Data records for software interfaces:

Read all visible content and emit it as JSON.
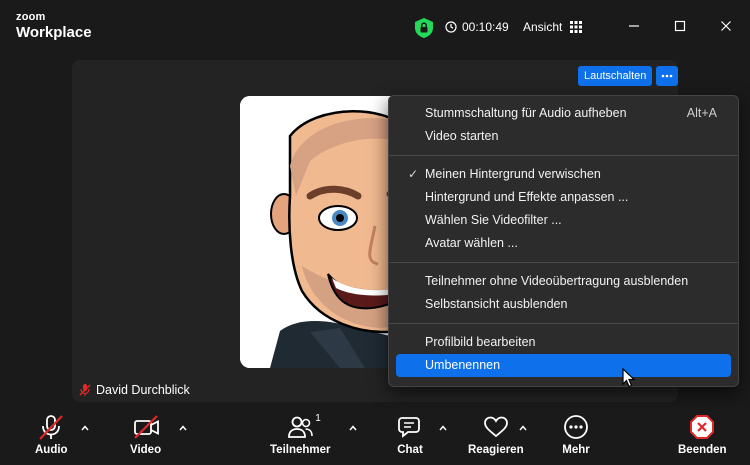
{
  "app": {
    "logo_line1": "zoom",
    "logo_line2": "Workplace",
    "timer": "00:10:49",
    "view_label": "Ansicht"
  },
  "icons": {
    "shield": "shield-lock-icon",
    "timer": "clock-icon",
    "view": "grid-icon",
    "minimize": "minimize-icon",
    "maximize": "maximize-icon",
    "close": "close-icon"
  },
  "participant": {
    "name": "David Durchblick",
    "mute_button": "Lautschalten"
  },
  "menu": {
    "groups": [
      [
        {
          "label": "Stummschaltung für Audio aufheben",
          "shortcut": "Alt+A"
        },
        {
          "label": "Video starten"
        }
      ],
      [
        {
          "label": "Meinen Hintergrund verwischen",
          "checked": true
        },
        {
          "label": "Hintergrund und Effekte anpassen ..."
        },
        {
          "label": "Wählen Sie Videofilter ..."
        },
        {
          "label": "Avatar wählen ..."
        }
      ],
      [
        {
          "label": "Teilnehmer ohne Videoübertragung ausblenden"
        },
        {
          "label": "Selbstansicht ausblenden"
        }
      ],
      [
        {
          "label": "Profilbild bearbeiten"
        },
        {
          "label": "Umbenennen",
          "selected": true
        }
      ]
    ]
  },
  "toolbar": {
    "audio": "Audio",
    "video": "Video",
    "participants": "Teilnehmer",
    "participants_count": "1",
    "chat": "Chat",
    "reactions": "Reagieren",
    "more": "Mehr",
    "end": "Beenden"
  },
  "colors": {
    "accent": "#0e71eb",
    "end": "#e02828",
    "shield": "#23d959",
    "muted": "#e02828"
  }
}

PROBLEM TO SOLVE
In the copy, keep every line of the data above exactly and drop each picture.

RESPONSE BELOW
Read all visible content and emit it as JSON.
{
  "app": {
    "logo_line1": "zoom",
    "logo_line2": "Workplace",
    "timer": "00:10:49",
    "view_label": "Ansicht"
  },
  "icons": {
    "shield": "shield-lock-icon",
    "timer": "clock-icon",
    "view": "grid-icon",
    "minimize": "minimize-icon",
    "maximize": "maximize-icon",
    "close": "close-icon"
  },
  "participant": {
    "name": "David Durchblick",
    "mute_button": "Lautschalten"
  },
  "menu": {
    "groups": [
      [
        {
          "label": "Stummschaltung für Audio aufheben",
          "shortcut": "Alt+A"
        },
        {
          "label": "Video starten"
        }
      ],
      [
        {
          "label": "Meinen Hintergrund verwischen",
          "checked": true
        },
        {
          "label": "Hintergrund und Effekte anpassen ..."
        },
        {
          "label": "Wählen Sie Videofilter ..."
        },
        {
          "label": "Avatar wählen ..."
        }
      ],
      [
        {
          "label": "Teilnehmer ohne Videoübertragung ausblenden"
        },
        {
          "label": "Selbstansicht ausblenden"
        }
      ],
      [
        {
          "label": "Profilbild bearbeiten"
        },
        {
          "label": "Umbenennen",
          "selected": true
        }
      ]
    ]
  },
  "toolbar": {
    "audio": "Audio",
    "video": "Video",
    "participants": "Teilnehmer",
    "participants_count": "1",
    "chat": "Chat",
    "reactions": "Reagieren",
    "more": "Mehr",
    "end": "Beenden"
  },
  "colors": {
    "accent": "#0e71eb",
    "end": "#e02828",
    "shield": "#23d959",
    "muted": "#e02828"
  }
}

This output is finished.